───── The data

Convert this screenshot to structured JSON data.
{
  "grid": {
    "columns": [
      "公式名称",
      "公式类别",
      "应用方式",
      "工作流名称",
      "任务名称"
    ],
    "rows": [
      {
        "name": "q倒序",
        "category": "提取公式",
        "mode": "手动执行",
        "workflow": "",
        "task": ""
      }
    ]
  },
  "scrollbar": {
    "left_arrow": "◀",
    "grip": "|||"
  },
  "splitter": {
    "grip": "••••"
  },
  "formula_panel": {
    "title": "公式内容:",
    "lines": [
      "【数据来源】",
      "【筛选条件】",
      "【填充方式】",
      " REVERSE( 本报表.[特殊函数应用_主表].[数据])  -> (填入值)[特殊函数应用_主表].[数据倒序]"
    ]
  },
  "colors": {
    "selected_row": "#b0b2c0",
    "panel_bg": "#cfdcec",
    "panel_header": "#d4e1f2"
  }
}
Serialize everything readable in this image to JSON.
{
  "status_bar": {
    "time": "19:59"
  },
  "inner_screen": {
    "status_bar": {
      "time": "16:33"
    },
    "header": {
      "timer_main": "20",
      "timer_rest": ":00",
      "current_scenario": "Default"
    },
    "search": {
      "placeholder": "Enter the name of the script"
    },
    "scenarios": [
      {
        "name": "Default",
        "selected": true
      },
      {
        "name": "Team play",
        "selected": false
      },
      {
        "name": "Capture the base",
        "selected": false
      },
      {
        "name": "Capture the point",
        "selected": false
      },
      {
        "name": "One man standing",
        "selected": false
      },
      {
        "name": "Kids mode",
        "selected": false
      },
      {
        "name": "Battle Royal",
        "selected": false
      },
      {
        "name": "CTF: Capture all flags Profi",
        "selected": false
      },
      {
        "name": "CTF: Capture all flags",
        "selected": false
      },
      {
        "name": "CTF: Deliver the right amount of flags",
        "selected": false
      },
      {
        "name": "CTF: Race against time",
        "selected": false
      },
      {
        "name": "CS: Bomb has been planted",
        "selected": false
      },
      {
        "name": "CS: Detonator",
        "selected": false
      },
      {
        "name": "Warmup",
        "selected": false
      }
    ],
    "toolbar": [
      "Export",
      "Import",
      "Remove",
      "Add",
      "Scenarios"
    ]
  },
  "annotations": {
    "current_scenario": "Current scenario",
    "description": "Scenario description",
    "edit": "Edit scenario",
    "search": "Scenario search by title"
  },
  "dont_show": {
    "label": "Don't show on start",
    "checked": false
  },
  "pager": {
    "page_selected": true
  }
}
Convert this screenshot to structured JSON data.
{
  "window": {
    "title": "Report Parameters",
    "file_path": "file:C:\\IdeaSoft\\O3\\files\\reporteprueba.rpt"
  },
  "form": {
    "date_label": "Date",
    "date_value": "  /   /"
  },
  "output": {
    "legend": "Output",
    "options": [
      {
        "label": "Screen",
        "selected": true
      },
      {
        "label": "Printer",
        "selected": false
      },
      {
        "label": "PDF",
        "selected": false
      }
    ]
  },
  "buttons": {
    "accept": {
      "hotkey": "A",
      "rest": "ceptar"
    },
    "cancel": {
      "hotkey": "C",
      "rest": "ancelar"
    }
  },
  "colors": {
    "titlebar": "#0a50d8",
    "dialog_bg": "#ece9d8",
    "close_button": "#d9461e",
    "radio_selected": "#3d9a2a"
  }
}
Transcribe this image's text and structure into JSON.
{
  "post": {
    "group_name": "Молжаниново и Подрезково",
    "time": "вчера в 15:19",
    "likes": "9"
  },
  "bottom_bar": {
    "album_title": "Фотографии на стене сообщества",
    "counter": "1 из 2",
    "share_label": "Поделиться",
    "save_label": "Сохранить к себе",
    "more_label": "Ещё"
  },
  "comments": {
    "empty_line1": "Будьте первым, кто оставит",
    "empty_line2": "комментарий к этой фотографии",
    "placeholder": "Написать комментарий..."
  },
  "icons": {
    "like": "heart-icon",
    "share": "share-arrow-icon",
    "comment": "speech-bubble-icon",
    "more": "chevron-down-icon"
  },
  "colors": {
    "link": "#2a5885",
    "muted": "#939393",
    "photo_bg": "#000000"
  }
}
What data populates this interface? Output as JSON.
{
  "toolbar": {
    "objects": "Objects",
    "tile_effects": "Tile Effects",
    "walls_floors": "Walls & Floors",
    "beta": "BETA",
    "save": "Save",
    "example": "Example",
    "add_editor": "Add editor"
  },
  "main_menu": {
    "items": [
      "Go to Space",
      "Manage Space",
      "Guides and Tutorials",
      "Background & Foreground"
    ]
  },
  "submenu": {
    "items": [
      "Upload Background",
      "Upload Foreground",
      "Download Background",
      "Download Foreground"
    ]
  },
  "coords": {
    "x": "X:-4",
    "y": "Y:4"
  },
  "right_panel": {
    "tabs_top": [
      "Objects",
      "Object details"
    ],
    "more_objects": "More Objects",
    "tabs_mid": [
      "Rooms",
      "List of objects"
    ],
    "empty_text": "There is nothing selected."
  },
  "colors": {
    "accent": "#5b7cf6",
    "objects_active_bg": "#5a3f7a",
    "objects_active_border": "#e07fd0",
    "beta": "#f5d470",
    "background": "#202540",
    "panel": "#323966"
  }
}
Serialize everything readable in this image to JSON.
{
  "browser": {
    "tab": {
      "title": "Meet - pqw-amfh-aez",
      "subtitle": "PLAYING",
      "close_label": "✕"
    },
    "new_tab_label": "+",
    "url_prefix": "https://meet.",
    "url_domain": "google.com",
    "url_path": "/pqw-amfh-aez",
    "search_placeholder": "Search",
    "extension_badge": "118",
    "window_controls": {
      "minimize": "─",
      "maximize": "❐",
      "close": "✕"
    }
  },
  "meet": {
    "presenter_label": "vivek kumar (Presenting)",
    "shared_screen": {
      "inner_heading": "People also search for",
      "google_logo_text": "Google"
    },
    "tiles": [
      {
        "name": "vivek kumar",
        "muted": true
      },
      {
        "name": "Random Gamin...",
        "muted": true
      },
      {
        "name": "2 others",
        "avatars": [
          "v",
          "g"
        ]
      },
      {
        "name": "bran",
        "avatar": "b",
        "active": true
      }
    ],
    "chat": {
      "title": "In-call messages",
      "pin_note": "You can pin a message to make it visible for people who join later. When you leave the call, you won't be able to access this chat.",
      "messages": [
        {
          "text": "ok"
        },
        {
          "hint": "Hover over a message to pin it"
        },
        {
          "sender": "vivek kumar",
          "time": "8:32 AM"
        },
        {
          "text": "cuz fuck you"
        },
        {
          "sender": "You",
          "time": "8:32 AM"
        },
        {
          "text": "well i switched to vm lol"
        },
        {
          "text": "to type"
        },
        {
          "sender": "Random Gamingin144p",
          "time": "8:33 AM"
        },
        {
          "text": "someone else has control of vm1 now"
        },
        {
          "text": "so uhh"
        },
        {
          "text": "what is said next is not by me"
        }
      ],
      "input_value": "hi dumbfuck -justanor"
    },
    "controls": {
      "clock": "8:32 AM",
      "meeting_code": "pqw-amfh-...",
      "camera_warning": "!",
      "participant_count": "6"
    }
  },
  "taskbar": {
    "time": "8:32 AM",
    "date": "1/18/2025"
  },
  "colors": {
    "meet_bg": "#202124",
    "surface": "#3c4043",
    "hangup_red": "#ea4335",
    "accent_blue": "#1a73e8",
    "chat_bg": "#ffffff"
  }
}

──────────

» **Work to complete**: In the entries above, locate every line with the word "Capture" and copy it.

» **Response area**:
        "name": "Capture the base",
        "name": "Capture the point",
        "name": "CTF: Capture all flags Profi",
        "name": "CTF: Capture all flags",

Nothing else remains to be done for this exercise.